[[ Exercise material open ]]

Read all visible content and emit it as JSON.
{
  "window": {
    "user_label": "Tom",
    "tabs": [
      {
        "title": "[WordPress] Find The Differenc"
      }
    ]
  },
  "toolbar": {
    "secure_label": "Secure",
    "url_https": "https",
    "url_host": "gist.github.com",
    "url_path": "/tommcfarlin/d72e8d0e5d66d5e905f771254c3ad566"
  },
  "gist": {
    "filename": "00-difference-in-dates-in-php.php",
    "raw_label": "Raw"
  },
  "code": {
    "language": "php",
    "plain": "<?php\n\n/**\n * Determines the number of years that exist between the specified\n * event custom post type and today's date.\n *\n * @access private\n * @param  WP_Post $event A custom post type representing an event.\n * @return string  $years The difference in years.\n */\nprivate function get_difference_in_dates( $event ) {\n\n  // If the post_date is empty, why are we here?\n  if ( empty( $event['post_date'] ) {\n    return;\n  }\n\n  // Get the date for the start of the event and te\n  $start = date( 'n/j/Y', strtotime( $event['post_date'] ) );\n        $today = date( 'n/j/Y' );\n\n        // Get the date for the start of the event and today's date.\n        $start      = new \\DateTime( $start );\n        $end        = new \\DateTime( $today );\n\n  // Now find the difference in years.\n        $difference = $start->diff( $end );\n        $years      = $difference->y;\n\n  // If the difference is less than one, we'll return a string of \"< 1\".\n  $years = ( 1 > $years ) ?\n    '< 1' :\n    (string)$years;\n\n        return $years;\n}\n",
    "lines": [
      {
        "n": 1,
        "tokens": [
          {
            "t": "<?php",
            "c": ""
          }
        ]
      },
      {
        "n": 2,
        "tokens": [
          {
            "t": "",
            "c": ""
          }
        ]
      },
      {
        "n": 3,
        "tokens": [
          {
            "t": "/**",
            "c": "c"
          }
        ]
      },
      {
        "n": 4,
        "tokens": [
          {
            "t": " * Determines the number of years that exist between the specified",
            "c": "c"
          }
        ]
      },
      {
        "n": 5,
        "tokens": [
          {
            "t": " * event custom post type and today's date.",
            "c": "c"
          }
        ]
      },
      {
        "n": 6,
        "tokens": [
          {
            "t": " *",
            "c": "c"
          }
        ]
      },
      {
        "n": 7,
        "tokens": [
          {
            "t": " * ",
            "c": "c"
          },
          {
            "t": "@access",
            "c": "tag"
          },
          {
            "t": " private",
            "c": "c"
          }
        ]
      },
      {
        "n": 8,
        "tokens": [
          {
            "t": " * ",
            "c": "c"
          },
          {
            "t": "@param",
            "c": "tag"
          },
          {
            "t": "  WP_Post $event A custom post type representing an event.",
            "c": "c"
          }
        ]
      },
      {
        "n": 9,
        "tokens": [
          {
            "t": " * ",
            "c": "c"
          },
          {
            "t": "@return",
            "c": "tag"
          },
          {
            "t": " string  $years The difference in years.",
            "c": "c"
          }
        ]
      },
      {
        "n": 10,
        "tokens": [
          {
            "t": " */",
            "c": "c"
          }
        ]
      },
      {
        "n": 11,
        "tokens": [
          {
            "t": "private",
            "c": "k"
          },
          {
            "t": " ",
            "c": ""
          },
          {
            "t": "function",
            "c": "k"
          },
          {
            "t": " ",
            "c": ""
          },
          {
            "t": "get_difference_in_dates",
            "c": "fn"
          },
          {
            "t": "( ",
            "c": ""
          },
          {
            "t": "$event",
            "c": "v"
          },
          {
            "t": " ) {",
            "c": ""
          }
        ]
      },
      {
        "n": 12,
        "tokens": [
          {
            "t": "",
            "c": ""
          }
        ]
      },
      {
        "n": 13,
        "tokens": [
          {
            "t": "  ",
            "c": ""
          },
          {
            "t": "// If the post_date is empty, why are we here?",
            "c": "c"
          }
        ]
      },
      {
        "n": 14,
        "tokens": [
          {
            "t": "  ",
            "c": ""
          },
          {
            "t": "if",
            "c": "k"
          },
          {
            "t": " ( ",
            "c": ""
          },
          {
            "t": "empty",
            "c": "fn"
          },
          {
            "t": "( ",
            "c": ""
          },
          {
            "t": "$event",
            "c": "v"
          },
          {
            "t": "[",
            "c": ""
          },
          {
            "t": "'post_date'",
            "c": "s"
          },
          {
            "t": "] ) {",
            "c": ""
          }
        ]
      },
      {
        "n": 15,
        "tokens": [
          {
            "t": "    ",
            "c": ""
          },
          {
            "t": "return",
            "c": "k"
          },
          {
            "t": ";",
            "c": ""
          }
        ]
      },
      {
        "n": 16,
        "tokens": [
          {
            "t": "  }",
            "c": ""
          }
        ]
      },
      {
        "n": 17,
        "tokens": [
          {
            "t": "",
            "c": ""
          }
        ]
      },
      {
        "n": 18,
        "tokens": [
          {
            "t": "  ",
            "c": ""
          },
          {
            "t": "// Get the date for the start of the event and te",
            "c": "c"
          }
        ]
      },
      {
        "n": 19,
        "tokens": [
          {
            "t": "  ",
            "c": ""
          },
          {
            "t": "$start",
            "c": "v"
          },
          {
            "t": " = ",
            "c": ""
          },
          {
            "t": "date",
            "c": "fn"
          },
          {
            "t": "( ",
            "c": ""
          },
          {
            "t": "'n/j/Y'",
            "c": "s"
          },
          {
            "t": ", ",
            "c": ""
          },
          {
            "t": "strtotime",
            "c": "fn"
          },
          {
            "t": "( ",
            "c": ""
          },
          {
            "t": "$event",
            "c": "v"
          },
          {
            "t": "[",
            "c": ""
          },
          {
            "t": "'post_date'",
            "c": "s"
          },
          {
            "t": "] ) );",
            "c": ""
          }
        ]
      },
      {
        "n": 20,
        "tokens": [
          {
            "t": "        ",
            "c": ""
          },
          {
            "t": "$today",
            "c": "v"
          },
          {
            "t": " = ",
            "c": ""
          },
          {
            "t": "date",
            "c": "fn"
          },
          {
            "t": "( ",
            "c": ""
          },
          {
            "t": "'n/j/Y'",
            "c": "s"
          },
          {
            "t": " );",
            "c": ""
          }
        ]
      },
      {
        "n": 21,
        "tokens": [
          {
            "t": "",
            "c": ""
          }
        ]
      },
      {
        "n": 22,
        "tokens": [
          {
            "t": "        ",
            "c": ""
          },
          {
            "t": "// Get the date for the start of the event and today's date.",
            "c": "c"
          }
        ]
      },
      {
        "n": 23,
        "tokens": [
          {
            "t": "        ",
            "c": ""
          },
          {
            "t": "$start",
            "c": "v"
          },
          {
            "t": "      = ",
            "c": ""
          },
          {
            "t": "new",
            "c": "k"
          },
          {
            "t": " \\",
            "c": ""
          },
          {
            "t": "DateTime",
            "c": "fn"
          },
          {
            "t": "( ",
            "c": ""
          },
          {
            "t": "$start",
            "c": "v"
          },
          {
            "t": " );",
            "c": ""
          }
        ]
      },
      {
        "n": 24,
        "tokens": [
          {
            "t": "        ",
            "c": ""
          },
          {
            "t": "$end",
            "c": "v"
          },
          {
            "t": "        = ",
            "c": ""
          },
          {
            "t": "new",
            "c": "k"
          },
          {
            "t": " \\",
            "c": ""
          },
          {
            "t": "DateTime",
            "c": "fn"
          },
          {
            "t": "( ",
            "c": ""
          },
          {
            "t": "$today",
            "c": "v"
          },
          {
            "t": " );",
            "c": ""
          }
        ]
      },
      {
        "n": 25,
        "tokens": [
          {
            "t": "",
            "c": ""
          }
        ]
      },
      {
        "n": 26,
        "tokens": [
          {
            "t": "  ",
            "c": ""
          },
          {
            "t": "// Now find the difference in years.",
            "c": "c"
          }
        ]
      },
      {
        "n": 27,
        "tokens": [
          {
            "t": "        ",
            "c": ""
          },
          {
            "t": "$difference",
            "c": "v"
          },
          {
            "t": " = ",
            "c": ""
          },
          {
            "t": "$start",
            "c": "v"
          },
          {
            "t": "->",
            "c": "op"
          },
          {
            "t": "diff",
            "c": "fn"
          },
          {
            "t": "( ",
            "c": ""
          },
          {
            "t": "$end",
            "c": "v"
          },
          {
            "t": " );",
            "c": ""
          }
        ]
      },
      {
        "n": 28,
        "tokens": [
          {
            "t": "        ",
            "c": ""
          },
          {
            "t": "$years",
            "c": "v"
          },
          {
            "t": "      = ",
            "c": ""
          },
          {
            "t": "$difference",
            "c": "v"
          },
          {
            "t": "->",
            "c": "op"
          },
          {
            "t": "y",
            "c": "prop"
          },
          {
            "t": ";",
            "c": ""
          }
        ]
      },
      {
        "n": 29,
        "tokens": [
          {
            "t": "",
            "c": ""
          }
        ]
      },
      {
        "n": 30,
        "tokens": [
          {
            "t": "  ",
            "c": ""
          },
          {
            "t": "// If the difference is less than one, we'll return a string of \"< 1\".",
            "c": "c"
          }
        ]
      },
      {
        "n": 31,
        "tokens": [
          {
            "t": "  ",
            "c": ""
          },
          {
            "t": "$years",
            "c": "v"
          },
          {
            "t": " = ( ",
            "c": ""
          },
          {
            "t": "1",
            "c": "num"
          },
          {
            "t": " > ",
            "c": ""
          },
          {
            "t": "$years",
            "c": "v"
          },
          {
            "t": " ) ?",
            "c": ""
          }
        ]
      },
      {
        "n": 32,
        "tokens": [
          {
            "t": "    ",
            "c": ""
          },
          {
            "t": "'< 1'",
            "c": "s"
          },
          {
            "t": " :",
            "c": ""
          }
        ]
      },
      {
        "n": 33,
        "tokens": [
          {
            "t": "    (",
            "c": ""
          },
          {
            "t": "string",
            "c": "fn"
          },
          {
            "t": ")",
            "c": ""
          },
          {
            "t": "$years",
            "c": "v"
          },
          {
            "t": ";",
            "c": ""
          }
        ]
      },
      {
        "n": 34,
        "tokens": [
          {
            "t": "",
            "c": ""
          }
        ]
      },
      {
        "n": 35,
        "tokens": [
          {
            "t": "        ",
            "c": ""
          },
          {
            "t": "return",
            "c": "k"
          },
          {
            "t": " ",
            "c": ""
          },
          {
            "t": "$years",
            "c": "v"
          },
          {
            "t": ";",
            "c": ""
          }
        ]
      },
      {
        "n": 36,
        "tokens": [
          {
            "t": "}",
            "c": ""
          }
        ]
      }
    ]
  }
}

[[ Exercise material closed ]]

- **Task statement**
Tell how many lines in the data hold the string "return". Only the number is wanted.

- **Written response**
5